SUPPLIED ENTRIES section start

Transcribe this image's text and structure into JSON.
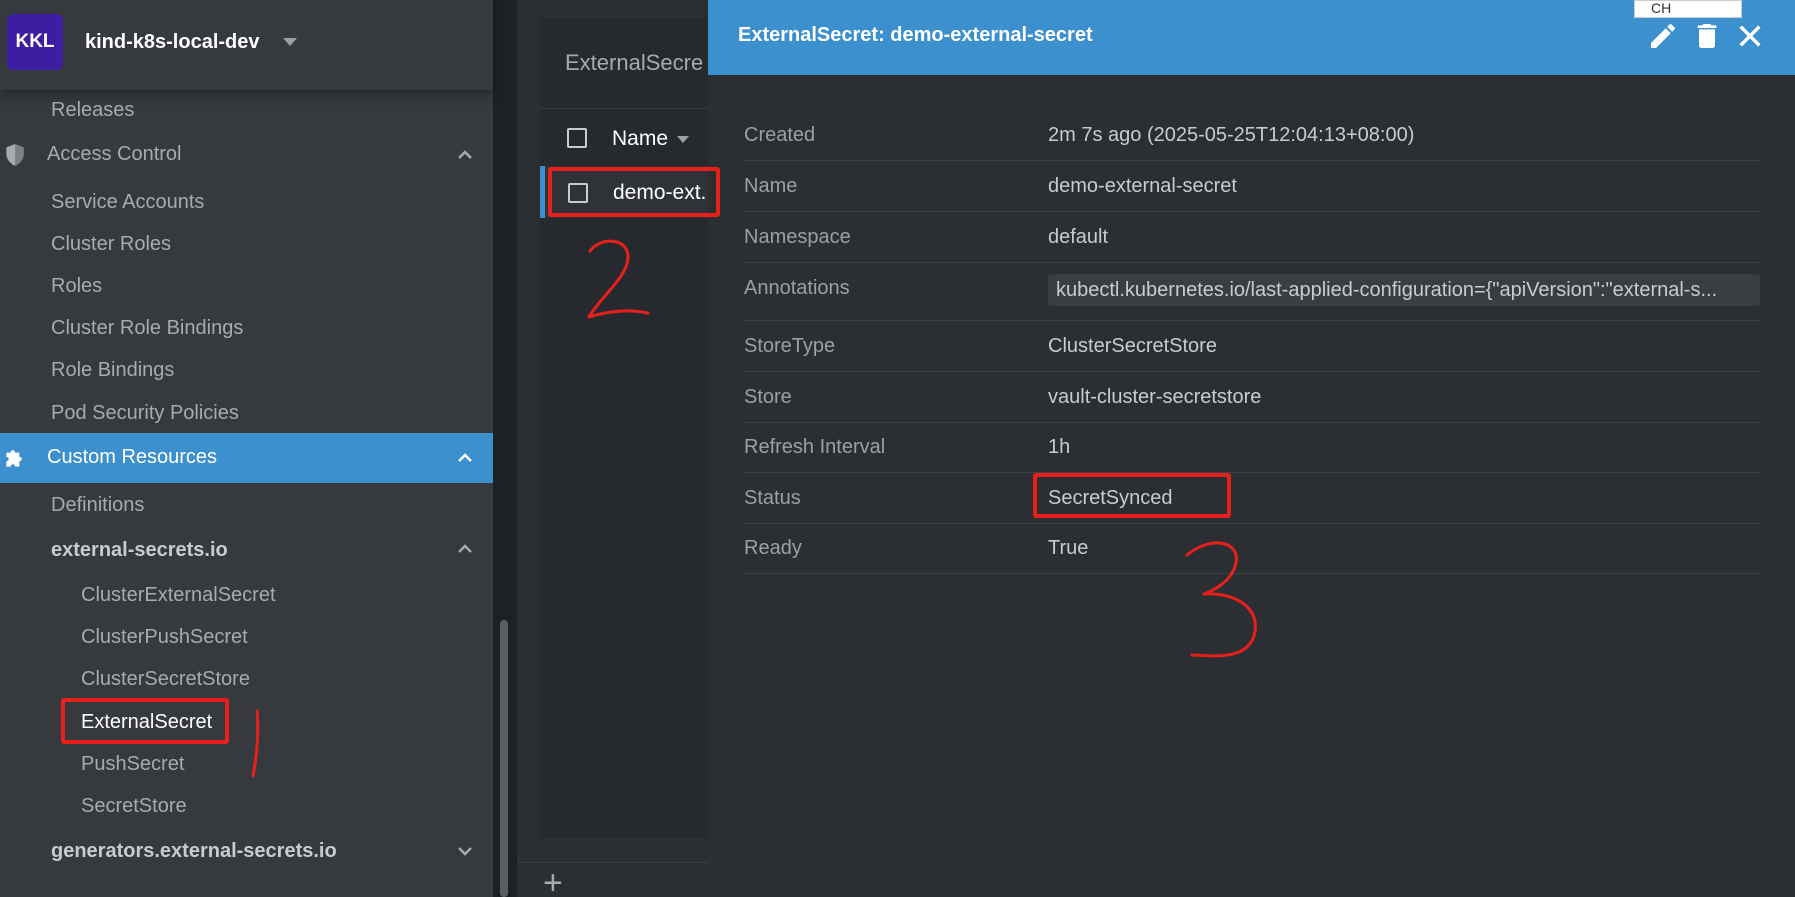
{
  "cluster": {
    "avatar_text": "KKL",
    "name": "kind-k8s-local-dev"
  },
  "sidebar": {
    "releases": "Releases",
    "access_control": {
      "label": "Access Control",
      "items": [
        "Service Accounts",
        "Cluster Roles",
        "Roles",
        "Cluster Role Bindings",
        "Role Bindings",
        "Pod Security Policies"
      ]
    },
    "custom_resources": {
      "label": "Custom Resources",
      "definitions": "Definitions",
      "group_external_secrets": "external-secrets.io",
      "external_secrets_items": [
        "ClusterExternalSecret",
        "ClusterPushSecret",
        "ClusterSecretStore",
        "ExternalSecret",
        "PushSecret",
        "SecretStore"
      ],
      "group_generators": "generators.external-secrets.io"
    }
  },
  "list": {
    "title": "ExternalSecre",
    "column_name": "Name",
    "rows": [
      {
        "name": "demo-ext..."
      }
    ]
  },
  "drawer": {
    "title": "ExternalSecret: demo-external-secret",
    "fields": [
      {
        "key": "Created",
        "value": "2m 7s ago (2025-05-25T12:04:13+08:00)"
      },
      {
        "key": "Name",
        "value": "demo-external-secret"
      },
      {
        "key": "Namespace",
        "value": "default"
      },
      {
        "key": "Annotations",
        "value": "kubectl.kubernetes.io/last-applied-configuration={\"apiVersion\":\"external-s..."
      },
      {
        "key": "StoreType",
        "value": "ClusterSecretStore"
      },
      {
        "key": "Store",
        "value": "vault-cluster-secretstore"
      },
      {
        "key": "Refresh Interval",
        "value": "1h"
      },
      {
        "key": "Status",
        "value": "SecretSynced"
      },
      {
        "key": "Ready",
        "value": "True"
      }
    ]
  },
  "ime_indicator": "CH",
  "colors": {
    "accent": "#3d90ce",
    "avatar": "#3d1ea3",
    "annotation_red": "#e8201c"
  }
}
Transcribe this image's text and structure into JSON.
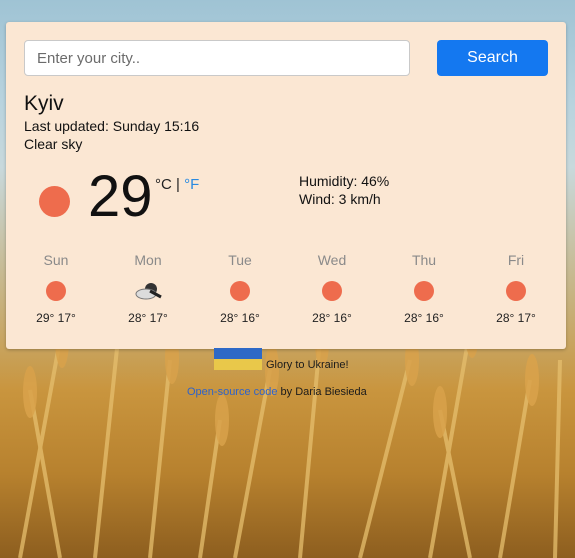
{
  "search": {
    "placeholder": "Enter your city..",
    "button_label": "Search"
  },
  "current": {
    "city": "Kyiv",
    "last_updated": "Last updated: Sunday 15:16",
    "description": "Clear sky",
    "icon": "sun-icon",
    "temperature": "29",
    "unit_c": "°C",
    "unit_separator": "|",
    "unit_f": "°F",
    "humidity": "Humidity: 46%",
    "wind": "Wind: 3 km/h"
  },
  "forecast": [
    {
      "day": "Sun",
      "icon": "sun-icon",
      "temps": "29° 17°"
    },
    {
      "day": "Mon",
      "icon": "cloudy-icon",
      "temps": "28° 17°"
    },
    {
      "day": "Tue",
      "icon": "sun-icon",
      "temps": "28° 16°"
    },
    {
      "day": "Wed",
      "icon": "sun-icon",
      "temps": "28° 16°"
    },
    {
      "day": "Thu",
      "icon": "sun-icon",
      "temps": "28° 16°"
    },
    {
      "day": "Fri",
      "icon": "sun-icon",
      "temps": "28° 17°"
    }
  ],
  "footer": {
    "slogan": "Glory to Ukraine!",
    "code_link": "Open-source code",
    "author": " by Daria Biesieda"
  },
  "colors": {
    "accent": "#1478f0",
    "sun": "#ee6c4d",
    "card": "#fbe7d3",
    "fahrenheit_link": "#2a8ae0"
  }
}
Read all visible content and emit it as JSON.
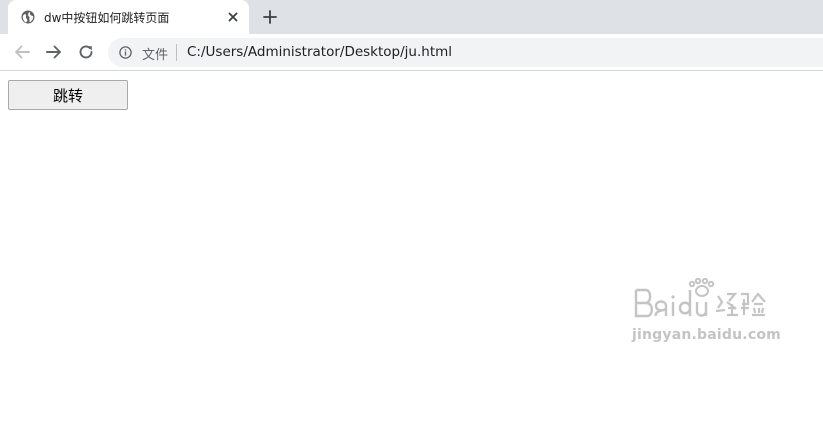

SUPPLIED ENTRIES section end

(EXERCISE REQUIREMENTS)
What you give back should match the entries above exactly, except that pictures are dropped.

(EXERCISE RESPONSE)
Transcribe this image's text and structure into JSON.
{
  "cluster": {
    "avatar_text": "KKL",
    "name": "kind-k8s-local-dev"
  },
  "sidebar": {
    "releases": "Releases",
    "access_control": {
      "label": "Access Control",
      "items": [
        "Service Accounts",
        "Cluster Roles",
        "Roles",
        "Cluster Role Bindings",
        "Role Bindings",
        "Pod Security Policies"
      ]
    },
    "custom_resources": {
      "label": "Custom Resources",
      "definitions": "Definitions",
      "group_external_secrets": "external-secrets.io",
      "external_secrets_items": [
        "ClusterExternalSecret",
        "ClusterPushSecret",
        "ClusterSecretStore",
        "ExternalSecret",
        "PushSecret",
        "SecretStore"
      ],
      "group_generators": "generators.external-secrets.io"
    }
  },
  "list": {
    "title": "ExternalSecre",
    "column_name": "Name",
    "rows": [
      {
        "name": "demo-ext..."
      }
    ]
  },
  "drawer": {
    "title": "ExternalSecret: demo-external-secret",
    "fields": [
      {
        "key": "Created",
        "value": "2m 7s ago (2025-05-25T12:04:13+08:00)"
      },
      {
        "key": "Name",
        "value": "demo-external-secret"
      },
      {
        "key": "Namespace",
        "value": "default"
      },
      {
        "key": "Annotations",
        "value": "kubectl.kubernetes.io/last-applied-configuration={\"apiVersion\":\"external-s..."
      },
      {
        "key": "StoreType",
        "value": "ClusterSecretStore"
      },
      {
        "key": "Store",
        "value": "vault-cluster-secretstore"
      },
      {
        "key": "Refresh Interval",
        "value": "1h"
      },
      {
        "key": "Status",
        "value": "SecretSynced"
      },
      {
        "key": "Ready",
        "value": "True"
      }
    ]
  },
  "ime_indicator": "CH",
  "colors": {
    "accent": "#3d90ce",
    "avatar": "#3d1ea3",
    "annotation_red": "#e8201c"
  }
}
Transcribe this image's text and structure into JSON.
{
  "search": {
    "placeholder": "Enter your city..",
    "button_label": "Search"
  },
  "current": {
    "city": "Kyiv",
    "last_updated": "Last updated: Sunday 15:16",
    "description": "Clear sky",
    "icon": "sun-icon",
    "temperature": "29",
    "unit_c": "°C",
    "unit_separator": "|",
    "unit_f": "°F",
    "humidity": "Humidity: 46%",
    "wind": "Wind: 3 km/h"
  },
  "forecast": [
    {
      "day": "Sun",
      "icon": "sun-icon",
      "temps": "29° 17°"
    },
    {
      "day": "Mon",
      "icon": "cloudy-icon",
      "temps": "28° 17°"
    },
    {
      "day": "Tue",
      "icon": "sun-icon",
      "temps": "28° 16°"
    },
    {
      "day": "Wed",
      "icon": "sun-icon",
      "temps": "28° 16°"
    },
    {
      "day": "Thu",
      "icon": "sun-icon",
      "temps": "28° 16°"
    },
    {
      "day": "Fri",
      "icon": "sun-icon",
      "temps": "28° 17°"
    }
  ],
  "footer": {
    "slogan": "Glory to Ukraine!",
    "code_link": "Open-source code",
    "author": " by Daria Biesieda"
  },
  "colors": {
    "accent": "#1478f0",
    "sun": "#ee6c4d",
    "card": "#fbe7d3",
    "fahrenheit_link": "#2a8ae0"
  }
}
Read all visible content and emit it as JSON.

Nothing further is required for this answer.